On The Edge Key Idea #8: Leaders should break the rules when necessary.

Generally, rules exist for a reason. But don't think of them as strict laws that you have to follow blindly. Instead, view your rules as guiding principles.

Sometimes great things can happen when you break the rules. This happened to Channing Moss, a soldier, when his platoon was on patrol in southeastern Afghanistan in 2006.

Moss's convoy was hit with some rocket-propelled grenades (RPGs). An unexploded RPG entered Moss's body, essentially turning him into a human bomb. The standard procedure for that situation would've been to sandbag him in an area where he wouldn't be a danger to anyone if he exploded, then basically wait for him to die.

Fortunately, the medical team chose not to obey the rules. Moss was airlifted to an aid station and the explosive device was removed – at the extreme risk of the medical personnel. The procedure was successful, and Moss was saved.

In extreme situations like that one, leaders have to make decisions that can move everyone toward the best possible outcomes. This often requires breaking the rules.

In fact, just robotically following the rules can be harmful.

In 2011, for example, a parade was planned in Shelter Island, New York to pay homage to a soldier named Joseph Theinert who was killed in Afghanistan. American flags were hung on the utility poles along the parade route.

LIPA, the local utility company, billed the town for hanging the flags, because it was a rule to charge a fee to use them. The amount of the bill was $23 in total.

When the story hit national news, LIPA had serious PR problems – it faced a popular outrage.

So, there are times to follow rules and times to break them. Leaders need to know the difference.

On The Edge Key Idea #9: Companies need credos – and leaders need them too.

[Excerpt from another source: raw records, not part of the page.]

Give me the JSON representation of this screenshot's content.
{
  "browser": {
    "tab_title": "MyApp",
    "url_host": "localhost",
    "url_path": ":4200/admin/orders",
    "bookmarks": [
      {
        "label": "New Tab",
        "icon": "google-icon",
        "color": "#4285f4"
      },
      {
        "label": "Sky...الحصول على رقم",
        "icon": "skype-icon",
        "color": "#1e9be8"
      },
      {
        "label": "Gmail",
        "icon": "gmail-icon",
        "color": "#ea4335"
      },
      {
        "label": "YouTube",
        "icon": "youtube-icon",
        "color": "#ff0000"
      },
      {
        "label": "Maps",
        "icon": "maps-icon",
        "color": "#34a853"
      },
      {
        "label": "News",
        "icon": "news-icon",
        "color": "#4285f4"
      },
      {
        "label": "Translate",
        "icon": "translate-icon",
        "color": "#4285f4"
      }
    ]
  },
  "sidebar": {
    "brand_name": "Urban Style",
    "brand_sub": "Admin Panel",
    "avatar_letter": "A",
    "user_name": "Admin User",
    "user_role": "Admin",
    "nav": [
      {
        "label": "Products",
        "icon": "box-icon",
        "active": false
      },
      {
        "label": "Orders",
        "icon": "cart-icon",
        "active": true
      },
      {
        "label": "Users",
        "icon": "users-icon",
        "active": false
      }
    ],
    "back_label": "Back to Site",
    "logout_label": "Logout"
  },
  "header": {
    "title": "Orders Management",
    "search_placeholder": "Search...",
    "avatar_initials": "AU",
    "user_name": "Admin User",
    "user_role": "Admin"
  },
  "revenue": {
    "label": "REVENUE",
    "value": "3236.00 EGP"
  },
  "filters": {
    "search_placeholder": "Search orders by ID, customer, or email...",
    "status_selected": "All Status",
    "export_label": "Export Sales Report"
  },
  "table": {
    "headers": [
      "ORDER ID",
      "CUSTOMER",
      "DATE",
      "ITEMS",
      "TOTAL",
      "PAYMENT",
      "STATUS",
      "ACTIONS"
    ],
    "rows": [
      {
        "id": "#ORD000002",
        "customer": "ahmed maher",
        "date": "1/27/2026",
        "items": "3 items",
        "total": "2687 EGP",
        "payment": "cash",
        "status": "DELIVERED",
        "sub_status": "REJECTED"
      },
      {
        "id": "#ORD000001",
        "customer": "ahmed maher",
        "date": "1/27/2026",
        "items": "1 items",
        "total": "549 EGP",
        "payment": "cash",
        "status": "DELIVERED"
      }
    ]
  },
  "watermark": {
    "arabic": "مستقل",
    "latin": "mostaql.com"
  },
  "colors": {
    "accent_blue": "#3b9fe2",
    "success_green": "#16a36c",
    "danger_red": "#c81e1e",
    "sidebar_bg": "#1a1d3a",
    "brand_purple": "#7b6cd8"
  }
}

Our actions say a lot about who we are. So we should all have a credo – a set of key words that reminds us how to behave in our professional and personal lives.

Companies need credos too. Leaders can't be everywhere at once, so they've got to trust their team to do the right thing even when they aren't being watched.

Verizon, for example, has a credo built around the words integrity, respect, performance excellence and accountability. If a company has a set of guiding principles like those, employees will have better judgement in tricky situations.

A leader can build her identity by making a conscious effort to demonstrate her credo. As a leader, you have to know what you stand for, and what you value most.

So what's your credo? How do you want people to describe you?

Levine's credo is “Count on me.” She aspires to be the person her teammates always go to when they need help. A credo like hers can help you become the great leader you truly want to be.

Remember, however, that having a credo isn't just about writing down some words. It's about taking action and living those words every day.

When you live by your credo, you'll be able to gain the trust and loyalty of your team members. They'll know what to expect from you. So be sure to demonstrate your leadership philosophy on a daily basis!

Your credo will also help you stay true to yourself and your beliefs, even in extreme circumstances. Physical or mental strain can threaten your values, but your credo will remind you of who you want to be.

In Review: On The Edge Book Summary

The key message in this book:

The leadership principles that apply to extreme adventure sports also apply to today’s extreme business environments. Both environments require the team to face sudden, unintended, high-risk situations. So be prepared, take care of your team members individually, and inspire them to become leaders themselves.

Actionable advice:

Don't try to eliminate all weaknesses.

Remember that some weaknesses simply can't be eliminated. Compensate for weaknesses, rather than trying to squash them. Doing so allows team members to make the most of their strengths, and work around any setbacks.

Suggested further reading: The Leadership Challenge by James Kouzes and Barry Posner

In The Leadership Challenge, James Kouzes and Barry Posner explain how anyone can become a better leader. Citing various examples from their 25 years of experience and extensive research, the authors present their theories on what makes a successful leader, and give practical advice on how to learn good leadership behavior.